Challenging cases: Getting past the obvious

July 1, 2006

Las Vegas - Clinicians need to think of causes of disease that are not obvious and do more investigation when they are faced with challenging cases, says one professor of dermatology.

Las Vegas - Clinicians need to think of causes of disease that are not obvious and do more investigation when they are faced with challenging cases, says one professor of dermatology.

"These are cases that a dermatologist would see in his or her practice," Dr. Braverman says. "If the common causes of dermatological eruptions are not identifiable, then you should think of much less common causes. Try to determine what is underlying all of this. You have to persevere and do more studies."

Dr. Braverman gave the example of a young man who presented with painless paronychia of one finger which had not responded to antibiotic therapy. He was about to undergo incision and drainage in the operating room but a dermatologic consultant observed that he had split papules of syphilis at the corners of his mouth.

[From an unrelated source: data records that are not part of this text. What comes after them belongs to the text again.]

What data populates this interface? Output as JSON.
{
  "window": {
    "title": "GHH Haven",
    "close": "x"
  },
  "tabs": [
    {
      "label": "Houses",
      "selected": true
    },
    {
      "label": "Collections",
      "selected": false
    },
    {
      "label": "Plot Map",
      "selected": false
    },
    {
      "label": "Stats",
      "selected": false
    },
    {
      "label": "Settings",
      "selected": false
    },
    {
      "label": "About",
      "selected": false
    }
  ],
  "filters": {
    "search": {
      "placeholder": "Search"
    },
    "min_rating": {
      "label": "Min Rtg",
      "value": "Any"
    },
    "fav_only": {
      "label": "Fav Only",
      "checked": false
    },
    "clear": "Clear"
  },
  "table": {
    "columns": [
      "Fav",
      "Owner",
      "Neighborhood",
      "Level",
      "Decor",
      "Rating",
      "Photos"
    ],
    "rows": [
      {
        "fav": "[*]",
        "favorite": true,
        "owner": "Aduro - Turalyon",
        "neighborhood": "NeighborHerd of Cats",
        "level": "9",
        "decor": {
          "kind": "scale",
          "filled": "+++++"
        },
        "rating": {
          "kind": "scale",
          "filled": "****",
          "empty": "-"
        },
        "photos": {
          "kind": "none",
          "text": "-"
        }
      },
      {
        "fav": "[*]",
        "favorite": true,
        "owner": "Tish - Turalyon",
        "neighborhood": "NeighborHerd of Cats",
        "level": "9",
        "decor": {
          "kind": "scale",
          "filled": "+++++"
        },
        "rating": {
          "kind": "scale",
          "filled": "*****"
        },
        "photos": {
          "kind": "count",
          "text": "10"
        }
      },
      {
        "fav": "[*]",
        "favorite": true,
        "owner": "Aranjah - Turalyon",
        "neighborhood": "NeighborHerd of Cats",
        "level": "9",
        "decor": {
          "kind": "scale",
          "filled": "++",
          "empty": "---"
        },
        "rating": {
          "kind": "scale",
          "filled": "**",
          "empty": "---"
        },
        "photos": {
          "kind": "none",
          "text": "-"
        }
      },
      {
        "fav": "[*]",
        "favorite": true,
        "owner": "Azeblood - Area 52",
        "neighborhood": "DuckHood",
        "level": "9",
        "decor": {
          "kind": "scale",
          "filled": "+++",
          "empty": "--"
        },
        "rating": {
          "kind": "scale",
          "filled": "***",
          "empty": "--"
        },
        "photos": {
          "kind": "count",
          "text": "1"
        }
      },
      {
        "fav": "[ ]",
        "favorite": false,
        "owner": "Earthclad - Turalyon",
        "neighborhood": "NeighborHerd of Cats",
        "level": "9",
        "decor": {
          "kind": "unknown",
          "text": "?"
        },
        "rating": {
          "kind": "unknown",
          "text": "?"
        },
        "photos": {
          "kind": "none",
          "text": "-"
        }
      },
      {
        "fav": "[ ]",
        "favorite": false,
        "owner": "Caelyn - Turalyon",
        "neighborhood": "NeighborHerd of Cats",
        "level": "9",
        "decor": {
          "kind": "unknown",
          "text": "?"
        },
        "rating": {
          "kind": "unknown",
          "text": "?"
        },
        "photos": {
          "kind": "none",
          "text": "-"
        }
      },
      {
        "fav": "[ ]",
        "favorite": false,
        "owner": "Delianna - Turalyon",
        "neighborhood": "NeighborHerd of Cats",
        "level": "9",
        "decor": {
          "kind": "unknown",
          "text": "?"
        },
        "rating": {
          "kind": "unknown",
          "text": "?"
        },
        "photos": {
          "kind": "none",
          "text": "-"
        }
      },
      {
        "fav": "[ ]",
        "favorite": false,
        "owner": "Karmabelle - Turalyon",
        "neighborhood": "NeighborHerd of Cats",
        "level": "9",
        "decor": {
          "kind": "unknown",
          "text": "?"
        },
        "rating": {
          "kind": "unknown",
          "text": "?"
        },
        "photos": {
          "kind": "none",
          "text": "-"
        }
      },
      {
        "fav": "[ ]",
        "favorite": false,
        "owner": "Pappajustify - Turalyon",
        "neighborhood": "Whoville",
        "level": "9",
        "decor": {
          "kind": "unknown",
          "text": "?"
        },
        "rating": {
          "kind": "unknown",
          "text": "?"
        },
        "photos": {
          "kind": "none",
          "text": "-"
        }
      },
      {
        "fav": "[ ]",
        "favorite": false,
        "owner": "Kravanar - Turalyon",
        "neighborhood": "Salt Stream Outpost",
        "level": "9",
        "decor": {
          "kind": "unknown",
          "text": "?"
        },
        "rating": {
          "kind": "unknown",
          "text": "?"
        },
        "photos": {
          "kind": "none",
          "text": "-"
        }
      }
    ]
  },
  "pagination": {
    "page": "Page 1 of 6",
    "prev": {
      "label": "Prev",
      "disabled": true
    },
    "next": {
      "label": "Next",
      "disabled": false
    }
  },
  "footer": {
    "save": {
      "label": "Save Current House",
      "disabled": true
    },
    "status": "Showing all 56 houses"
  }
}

Dr. Braverman also treated two patients who presented with tender, often ulcerated, nodules on their legs. A biopsy indicated a lobular panniculitis characteristic of nodular vasculitis; however, the patients were otherwise asymptomatic. After ruling out forms of necrotizing vasculitis and causes such as tuberculosis, Dr. Braverman reflected on the otherwise asymptomatic status of his patients. He then considered the possibility of asymptomatic conditions such as silent Crohn's disease. He referred the patients to a gastroenterologist who made the diagnosis of Crohn's disease with imaging studies. After successful treatment with infliximab the skin lesions cleared and did not recur.

"Both dermatologists and gastroenterologists may not consider Crohn's disease when it is asymptomatic," Dr. Braverman says.

Not what is expected

With an increasingly diverse patient population, Dr. Braverman notes that clinicians may see patients who present with conditions that are not typically present in North America.

"A man from Vietnam was treated for asthma with oral steroids," Dr. Braverman explains. "He developed hives all over his body and wound up in the emergency room a month later. It was suspected that he had urticaria."

On closer inspection, however, it was revealed that the man had a pattern of cutaneous larva migrans, and strongyloides were isolated from the sputum. The patient was treated with an anti-helminthic agent.

"Sputum examination revealed that he had a worm infection," Dr. Braverman says. "This infection is more commonly seen in the population from southeast Asia."

In another case, a 17-year-old female high school senior presented with a recurring linear blister formation on her legs under the top of high boots she wore. Before the blisters appeared the patient complained of a burning sensation. The patient had been coming for repeat visits to local dermatologists with this recurring eruption for about 18 months and denying any knowledge of its cause. At the time of referral, a biopsy had indicated the features of friction blisters. She then conceded that she had a habit of continually rubbing her pencil eraser on her leg, underneath her boot, where the blisters occurred.

"The patient was referred for psychological counseling," Dr. Braverman tells Dermatology Times.